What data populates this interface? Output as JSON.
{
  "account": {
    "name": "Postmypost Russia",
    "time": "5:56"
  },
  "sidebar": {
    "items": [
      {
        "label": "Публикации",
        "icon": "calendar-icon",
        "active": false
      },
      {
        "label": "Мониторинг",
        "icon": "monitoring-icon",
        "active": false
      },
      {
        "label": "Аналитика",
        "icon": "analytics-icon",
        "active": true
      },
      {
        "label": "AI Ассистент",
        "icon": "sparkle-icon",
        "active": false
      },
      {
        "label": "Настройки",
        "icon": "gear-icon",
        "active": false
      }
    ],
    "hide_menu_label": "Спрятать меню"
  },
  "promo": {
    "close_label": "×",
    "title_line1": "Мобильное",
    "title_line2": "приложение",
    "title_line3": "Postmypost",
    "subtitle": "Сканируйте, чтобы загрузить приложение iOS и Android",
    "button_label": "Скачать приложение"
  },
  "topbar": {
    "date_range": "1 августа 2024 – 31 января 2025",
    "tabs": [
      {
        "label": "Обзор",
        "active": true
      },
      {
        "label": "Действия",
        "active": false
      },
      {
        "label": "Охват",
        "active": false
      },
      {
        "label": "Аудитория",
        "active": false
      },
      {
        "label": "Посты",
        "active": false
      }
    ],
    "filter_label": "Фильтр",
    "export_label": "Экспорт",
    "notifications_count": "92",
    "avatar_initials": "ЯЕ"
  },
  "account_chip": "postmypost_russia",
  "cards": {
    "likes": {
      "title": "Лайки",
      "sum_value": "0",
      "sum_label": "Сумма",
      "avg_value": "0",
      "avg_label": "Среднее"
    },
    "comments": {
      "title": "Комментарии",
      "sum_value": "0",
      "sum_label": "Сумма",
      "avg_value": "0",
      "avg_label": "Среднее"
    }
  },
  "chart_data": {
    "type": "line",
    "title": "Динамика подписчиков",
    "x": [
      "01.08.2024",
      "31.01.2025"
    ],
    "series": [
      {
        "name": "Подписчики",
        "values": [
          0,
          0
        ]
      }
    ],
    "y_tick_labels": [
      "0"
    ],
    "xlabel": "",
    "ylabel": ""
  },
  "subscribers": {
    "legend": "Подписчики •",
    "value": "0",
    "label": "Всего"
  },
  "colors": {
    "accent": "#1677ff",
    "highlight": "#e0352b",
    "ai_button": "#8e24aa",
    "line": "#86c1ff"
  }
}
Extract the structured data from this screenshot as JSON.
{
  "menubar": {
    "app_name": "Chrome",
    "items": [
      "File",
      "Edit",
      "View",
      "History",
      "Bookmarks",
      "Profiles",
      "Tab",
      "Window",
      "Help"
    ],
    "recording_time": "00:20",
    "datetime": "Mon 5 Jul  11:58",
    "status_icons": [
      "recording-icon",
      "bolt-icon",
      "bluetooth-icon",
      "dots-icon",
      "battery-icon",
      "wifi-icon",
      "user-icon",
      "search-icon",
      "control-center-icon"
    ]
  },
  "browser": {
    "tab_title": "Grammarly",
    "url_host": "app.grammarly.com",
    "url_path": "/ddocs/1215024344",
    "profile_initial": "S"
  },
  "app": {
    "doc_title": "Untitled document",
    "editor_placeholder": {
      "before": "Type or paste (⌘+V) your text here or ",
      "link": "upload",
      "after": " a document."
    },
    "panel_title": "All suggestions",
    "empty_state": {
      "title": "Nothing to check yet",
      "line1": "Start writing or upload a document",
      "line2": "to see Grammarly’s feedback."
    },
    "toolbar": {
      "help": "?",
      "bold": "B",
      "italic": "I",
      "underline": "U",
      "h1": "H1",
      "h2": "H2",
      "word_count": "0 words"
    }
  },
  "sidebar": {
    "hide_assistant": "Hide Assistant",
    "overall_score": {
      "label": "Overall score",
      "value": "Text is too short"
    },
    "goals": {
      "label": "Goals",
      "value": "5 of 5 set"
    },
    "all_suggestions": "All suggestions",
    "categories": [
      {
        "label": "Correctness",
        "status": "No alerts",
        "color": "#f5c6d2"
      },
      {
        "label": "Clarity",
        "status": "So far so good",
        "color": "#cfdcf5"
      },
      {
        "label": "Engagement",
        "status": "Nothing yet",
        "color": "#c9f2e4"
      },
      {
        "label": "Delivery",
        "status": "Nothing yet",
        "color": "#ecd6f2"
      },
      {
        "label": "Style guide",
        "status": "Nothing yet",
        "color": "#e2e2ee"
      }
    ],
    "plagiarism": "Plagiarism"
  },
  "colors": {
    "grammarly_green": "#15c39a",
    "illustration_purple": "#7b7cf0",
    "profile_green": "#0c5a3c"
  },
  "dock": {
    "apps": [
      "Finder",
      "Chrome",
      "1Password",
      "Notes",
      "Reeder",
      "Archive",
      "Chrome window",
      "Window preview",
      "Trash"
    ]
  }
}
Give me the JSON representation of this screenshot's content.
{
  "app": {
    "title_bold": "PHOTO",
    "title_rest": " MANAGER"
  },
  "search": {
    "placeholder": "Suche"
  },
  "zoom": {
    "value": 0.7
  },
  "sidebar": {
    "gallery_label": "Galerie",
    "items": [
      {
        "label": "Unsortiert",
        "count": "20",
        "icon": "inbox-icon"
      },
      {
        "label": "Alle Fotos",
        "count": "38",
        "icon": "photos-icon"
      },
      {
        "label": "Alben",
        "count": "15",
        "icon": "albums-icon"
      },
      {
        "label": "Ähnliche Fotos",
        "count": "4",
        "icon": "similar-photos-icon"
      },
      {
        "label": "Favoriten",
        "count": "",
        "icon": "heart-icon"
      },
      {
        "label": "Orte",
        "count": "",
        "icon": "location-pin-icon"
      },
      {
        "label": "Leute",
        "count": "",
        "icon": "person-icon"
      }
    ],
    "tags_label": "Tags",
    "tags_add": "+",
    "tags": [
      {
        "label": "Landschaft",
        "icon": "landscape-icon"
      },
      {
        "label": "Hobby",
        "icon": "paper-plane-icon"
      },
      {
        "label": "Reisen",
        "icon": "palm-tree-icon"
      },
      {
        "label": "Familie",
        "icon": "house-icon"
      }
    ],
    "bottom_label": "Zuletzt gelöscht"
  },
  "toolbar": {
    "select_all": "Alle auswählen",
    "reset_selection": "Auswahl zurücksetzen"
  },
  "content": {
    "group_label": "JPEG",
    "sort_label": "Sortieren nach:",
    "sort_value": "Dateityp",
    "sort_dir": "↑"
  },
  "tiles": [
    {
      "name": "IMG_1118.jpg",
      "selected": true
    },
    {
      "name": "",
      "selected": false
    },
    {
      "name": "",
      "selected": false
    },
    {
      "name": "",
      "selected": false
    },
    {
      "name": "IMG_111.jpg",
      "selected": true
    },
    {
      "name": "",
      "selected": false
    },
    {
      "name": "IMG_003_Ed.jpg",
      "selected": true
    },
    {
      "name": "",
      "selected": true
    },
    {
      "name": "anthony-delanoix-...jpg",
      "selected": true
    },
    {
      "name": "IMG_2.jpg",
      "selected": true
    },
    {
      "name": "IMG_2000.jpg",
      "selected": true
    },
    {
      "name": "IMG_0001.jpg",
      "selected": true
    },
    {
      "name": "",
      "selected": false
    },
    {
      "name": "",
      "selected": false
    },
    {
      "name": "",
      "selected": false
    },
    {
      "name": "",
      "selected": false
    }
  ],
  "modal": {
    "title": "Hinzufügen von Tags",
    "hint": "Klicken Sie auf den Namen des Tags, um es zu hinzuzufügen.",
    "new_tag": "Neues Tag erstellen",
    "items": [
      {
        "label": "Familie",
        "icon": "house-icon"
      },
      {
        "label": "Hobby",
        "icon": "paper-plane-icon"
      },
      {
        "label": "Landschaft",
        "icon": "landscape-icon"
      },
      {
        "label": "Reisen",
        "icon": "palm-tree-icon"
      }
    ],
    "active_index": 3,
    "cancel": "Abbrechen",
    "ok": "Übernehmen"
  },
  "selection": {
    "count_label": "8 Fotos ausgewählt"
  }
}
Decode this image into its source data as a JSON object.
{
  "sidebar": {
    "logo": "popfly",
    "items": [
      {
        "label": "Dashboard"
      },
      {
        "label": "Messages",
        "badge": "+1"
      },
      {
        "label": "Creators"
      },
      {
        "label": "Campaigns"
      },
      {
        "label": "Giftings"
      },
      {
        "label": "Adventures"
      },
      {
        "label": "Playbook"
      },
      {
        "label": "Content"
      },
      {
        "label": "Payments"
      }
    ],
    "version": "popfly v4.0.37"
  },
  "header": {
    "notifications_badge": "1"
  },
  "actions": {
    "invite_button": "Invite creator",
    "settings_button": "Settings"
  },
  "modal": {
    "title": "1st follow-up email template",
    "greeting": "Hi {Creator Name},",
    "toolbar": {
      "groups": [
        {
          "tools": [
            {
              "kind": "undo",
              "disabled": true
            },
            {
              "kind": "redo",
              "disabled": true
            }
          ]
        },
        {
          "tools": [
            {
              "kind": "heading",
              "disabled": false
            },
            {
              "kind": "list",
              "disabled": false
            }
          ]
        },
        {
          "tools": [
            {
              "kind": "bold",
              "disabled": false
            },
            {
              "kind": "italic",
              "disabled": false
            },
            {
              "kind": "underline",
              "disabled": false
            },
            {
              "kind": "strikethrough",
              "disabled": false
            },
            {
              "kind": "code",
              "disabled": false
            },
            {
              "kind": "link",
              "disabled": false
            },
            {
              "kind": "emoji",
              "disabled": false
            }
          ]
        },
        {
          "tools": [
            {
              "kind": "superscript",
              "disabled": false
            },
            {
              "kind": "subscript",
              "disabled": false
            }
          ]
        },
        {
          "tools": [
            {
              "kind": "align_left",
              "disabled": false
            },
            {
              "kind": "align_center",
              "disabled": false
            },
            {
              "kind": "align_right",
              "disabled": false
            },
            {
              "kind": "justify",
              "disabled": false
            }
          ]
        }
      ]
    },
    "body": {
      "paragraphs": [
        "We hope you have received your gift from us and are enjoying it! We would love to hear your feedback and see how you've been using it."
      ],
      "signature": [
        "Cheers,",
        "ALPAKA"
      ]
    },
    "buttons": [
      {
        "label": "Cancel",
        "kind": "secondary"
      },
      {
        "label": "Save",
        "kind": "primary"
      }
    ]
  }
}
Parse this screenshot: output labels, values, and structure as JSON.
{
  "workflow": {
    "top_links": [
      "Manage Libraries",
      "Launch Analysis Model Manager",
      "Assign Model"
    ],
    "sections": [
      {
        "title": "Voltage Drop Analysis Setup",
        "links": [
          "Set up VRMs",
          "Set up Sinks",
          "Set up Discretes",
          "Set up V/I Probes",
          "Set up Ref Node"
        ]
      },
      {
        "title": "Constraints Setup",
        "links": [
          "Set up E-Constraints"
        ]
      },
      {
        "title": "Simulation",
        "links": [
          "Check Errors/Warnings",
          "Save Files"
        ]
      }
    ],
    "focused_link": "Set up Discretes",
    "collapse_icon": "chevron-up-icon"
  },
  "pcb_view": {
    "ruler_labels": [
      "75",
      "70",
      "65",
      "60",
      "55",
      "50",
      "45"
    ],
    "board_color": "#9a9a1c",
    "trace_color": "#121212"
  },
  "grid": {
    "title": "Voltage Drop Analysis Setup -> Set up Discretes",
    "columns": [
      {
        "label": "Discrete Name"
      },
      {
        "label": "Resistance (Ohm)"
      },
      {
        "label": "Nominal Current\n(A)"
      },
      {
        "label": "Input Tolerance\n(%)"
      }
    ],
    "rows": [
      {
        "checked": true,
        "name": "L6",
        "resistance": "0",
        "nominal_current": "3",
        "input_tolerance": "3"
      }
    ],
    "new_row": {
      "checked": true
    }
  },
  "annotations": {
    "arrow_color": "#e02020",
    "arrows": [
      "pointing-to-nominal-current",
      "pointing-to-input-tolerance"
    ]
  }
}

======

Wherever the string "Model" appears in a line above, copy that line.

      "Launch Analysis Model Manager",
      "Assign Model"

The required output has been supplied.